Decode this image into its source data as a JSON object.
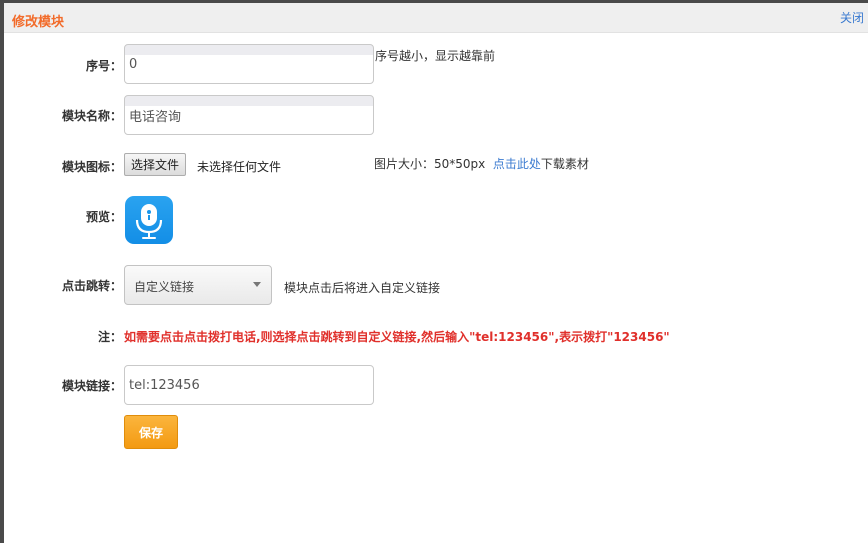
{
  "dialog": {
    "title": "修改模块",
    "close_label": "关闭"
  },
  "form": {
    "order": {
      "label": "序号：",
      "value": "0",
      "hint": "序号越小，显示越靠前"
    },
    "name": {
      "label": "模块名称：",
      "value": "电话咨询"
    },
    "icon": {
      "label": "模块图标：",
      "choose_button": "选择文件",
      "file_status": "未选择任何文件",
      "size_hint": "图片大小：50*50px",
      "download_link": "点击此处",
      "download_suffix": "下载素材"
    },
    "preview": {
      "label": "预览：",
      "icon_name": "microphone-icon",
      "icon_color": "#1a96ea"
    },
    "jump": {
      "label": "点击跳转：",
      "selected": "自定义链接",
      "hint": "模块点击后将进入自定义链接"
    },
    "note": {
      "label": "注：",
      "text": "如需要点击点击拨打电话,则选择点击跳转到自定义链接,然后输入\"tel:123456\",表示拨打\"123456\""
    },
    "link": {
      "label": "模块链接：",
      "value": "tel:123456"
    },
    "save_label": "保存"
  },
  "colors": {
    "title": "#f26b2a",
    "link": "#3b7bd0",
    "note": "#e0302b",
    "save": "#f5a623"
  }
}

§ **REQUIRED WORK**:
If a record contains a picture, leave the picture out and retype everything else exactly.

§ **REPLY**:
Decode this image into its source data as a JSON object.
{
  "dialog": {
    "title": "修改模块",
    "close_label": "关闭"
  },
  "form": {
    "order": {
      "label": "序号：",
      "value": "0",
      "hint": "序号越小，显示越靠前"
    },
    "name": {
      "label": "模块名称：",
      "value": "电话咨询"
    },
    "icon": {
      "label": "模块图标：",
      "choose_button": "选择文件",
      "file_status": "未选择任何文件",
      "size_hint": "图片大小：50*50px",
      "download_link": "点击此处",
      "download_suffix": "下载素材"
    },
    "preview": {
      "label": "预览：",
      "icon_name": "microphone-icon",
      "icon_color": "#1a96ea"
    },
    "jump": {
      "label": "点击跳转：",
      "selected": "自定义链接",
      "hint": "模块点击后将进入自定义链接"
    },
    "note": {
      "label": "注：",
      "text": "如需要点击点击拨打电话,则选择点击跳转到自定义链接,然后输入\"tel:123456\",表示拨打\"123456\""
    },
    "link": {
      "label": "模块链接：",
      "value": "tel:123456"
    },
    "save_label": "保存"
  },
  "colors": {
    "title": "#f26b2a",
    "link": "#3b7bd0",
    "note": "#e0302b",
    "save": "#f5a623"
  }
}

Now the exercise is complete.